LET’S face it, nobody likes doing spring cleaning. Okay, there might be that one cheery person in your office who likes to brandish a feather duster and rubber gloves and get stuck in, but it’s a chore most of us would rather not face.
The General Data Protection Regulation (GDPR) which comes into effect at the end of May will require companies to spruce up their data processing practices, so it might be a good idea to review your own firm’s data handling.
When you consider that the Data Protection Act, which the GDPR has been designed to replace, came into law in 1998, it’s clear there is a need to bring things up-to-date. So much has changed in the last 20 years in the way an individual’s data is stored and used, not to mention to amount of data which can be held on one person.
In order to protect individuals’ rights to access the data which is held on them, the EU have drawn up these new regulations which have been designed to keep up with 21st century technology.
The GDPR will be brought into UK law in the form of the Data Protection Bill, which will ensure the new law remains enforceable even after the UK leaves the European Union.
The law comes into force in the UK and across the EU on May 25, so if you haven’t already taken steps to prepare your business for the change, it’s time to get your skates on.
In early March, the Federation of Small Businesses (FSB) told the Financial Times that it estimates that just one in 10 British business are fully prepared for the introduction of the GDPR.
According to the FSB’s findings, around two-thirds of businesses had either not started preparations for the introduction of GDPR or had done only minimal work on it.
The most worrying aspect of this is that fines for breaching the regulations are much greater than those for violating the old Data Protection Act.
Previously, the Information Commissioner’s Office (ICO) could only impose fines up to a maximum of £500,000. The new regulations allow for maximum fines of £17m or 4 per cent of a company’s worldwide turnover.
The FSB have appealed to the ICO for a settling in period to allow businesses to get used to the new law without risking crippling fines. This could involve an element of self-reporting by a company that feels it has breached the law without being subjected to sanctions.
However, it is not clear at this stage if the ICO is open to such a move and therefore it is imperative that all companies get their house in order by the end of May.
So what can you do?
Well, the first thing to do is conduct a spring clean of the information you hold on your customers or potential clients. A data audit is the best way to work out what information you hold and for what purpose.
While GDPR is a uniform set of regulations designed to make data processing more transparent and manageable, no two companies are the same and what might be applicable to one may not be to another.
When conducting a data audit you should also take the time to make sure everyone in your company understands the new regulations, not just those who directly handle data.

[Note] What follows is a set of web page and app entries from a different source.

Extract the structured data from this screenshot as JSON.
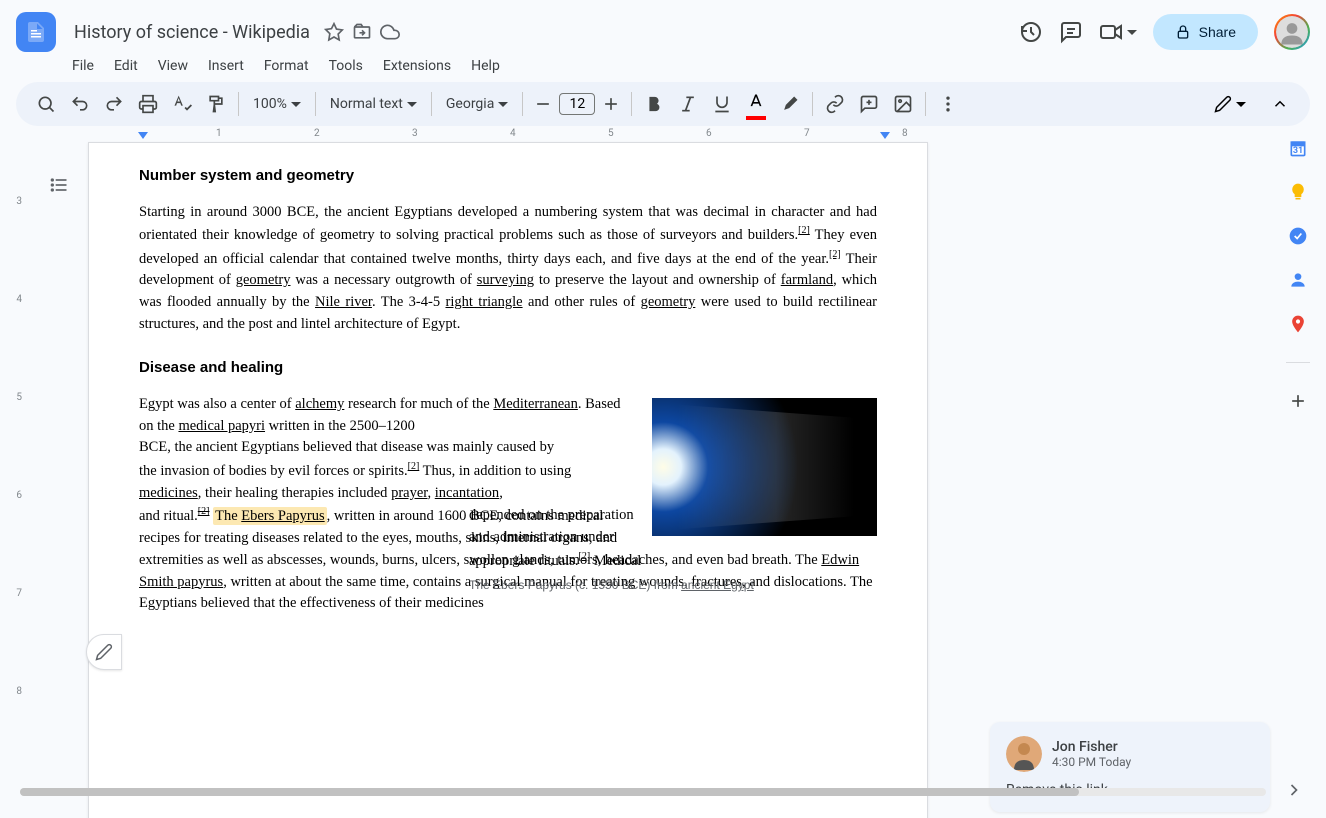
{
  "doc": {
    "title": "History of science - Wikipedia",
    "menu": [
      "File",
      "Edit",
      "View",
      "Insert",
      "Format",
      "Tools",
      "Extensions",
      "Help"
    ]
  },
  "toolbar": {
    "zoom": "100%",
    "style": "Normal text",
    "font": "Georgia",
    "font_size": "12"
  },
  "share_label": "Share",
  "ruler_top": [
    "1",
    "2",
    "3",
    "4",
    "5",
    "6",
    "7",
    "8"
  ],
  "ruler_left": [
    "3",
    "4",
    "5",
    "6",
    "7",
    "8"
  ],
  "content": {
    "h1": "Number system and geometry",
    "p1a": "Starting in around 3000 BCE, the ancient Egyptians developed a numbering system that was decimal in character and had orientated their knowledge of geometry to solving practical problems such as those of surveyors and builders.",
    "p1b": " They even developed an official calendar that contained twelve months, thirty days each, and five days at the end of the year.",
    "p1c": " Their development of ",
    "geometry1": "geometry",
    "p1d": " was a necessary outgrowth of ",
    "surveying": "surveying",
    "p1e": " to preserve the layout and ownership of ",
    "farmland": "farmland",
    "p1f": ", which was flooded annually by the ",
    "nile": "Nile river",
    "p1g": ". The 3-4-5 ",
    "right_triangle": "right triangle",
    "p1h": " and other rules of ",
    "geometry2": "geometry",
    "p1i": " were used to build rectilinear structures, and the post and lintel architecture of Egypt.",
    "h2": "Disease and healing",
    "p2a": "Egypt was also a center of ",
    "alchemy": "alchemy",
    "p2b": " research for much of the ",
    "mediterranean": "Mediterranean",
    "p2c": ". Based on the ",
    "medical_papyri": "medical papyri",
    "p2d": " written in the 2500–1200",
    "p3": "BCE, the ancient Egyptians believed that disease was mainly caused by",
    "p4a": "the invasion of bodies by evil forces or spirits.",
    "p4b": " Thus, in addition to using ",
    "medicines": "medicines",
    "p4c": ", their healing therapies included ",
    "prayer": "prayer",
    "p4d": ", ",
    "incantation": "incantation",
    "p4e": ",",
    "p5a": "and ritual.",
    "p5the": "The ",
    "ebers": "Ebers Papyrus",
    "p5b": ", written in around 1600 BCE, contains medical recipes for treating diseases related to the eyes, mouths, skins, internal organs, and extremities as well as abscesses, wounds, burns, ulcers, swollen glands, tumors, headaches, and even bad breath. The ",
    "edwin": "Edwin Smith papyrus",
    "p5c": ", written at about the same time, contains a surgical manual for treating wounds, fractures, and dislocations. The Egyptians believed that the effectiveness of their medicines",
    "p6a": "depended on the preparation and administration under appropriate rituals.",
    "p6b": " Medical",
    "caption_a": "The Ebers Papyrus (c. 1550 BCE) from ",
    "caption_link": "ancient Egypt",
    "ref": "[2]"
  },
  "comment": {
    "author": "Jon Fisher",
    "time": "4:30 PM Today",
    "text": "Remove this link"
  },
  "calendar_day": "31"
}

If you have not done so already, it may be a good idea to appoint a data protection officer so everyone in your firm knows there is a point person for all data enquiries.
When considering information, you should be able to provide explanation as to why you hold this data and if you are not sure, or simply no longer need the data, delete.
Companies must also have a clear procedure in place for dealing with requests from the public for access to the records you hold on them. They must also have plans in place for handling breaches of data security and ways to detect the threat of such breaches.
It is also essential to keep an eye on data involving children and are able to prove reasons for holding such information.
Advances is technology have made these regulations necessary and although many aspects of the old Data Protection Act remain, there are number of differences and areas which the UK has given specific focus to.
These include the processing of data relating to criminal convictions and offences. GDPR allows only bodies vested with official authorities to process personal information connected to criminal activity.
The regulations also allow for automated processing of personal data providing necessary precautions have been taken and a company can justify the practice.
The government has also set 13 as the minimum age at which a person can consent to their personal data being processed.
There will be certain exemptions to the regulations which include universities, research organisations and museums.
So, there’s no time like the present to dust down your existing data processing practices and make sure they fit the bill when the shiny new regulations come into force later in the spring.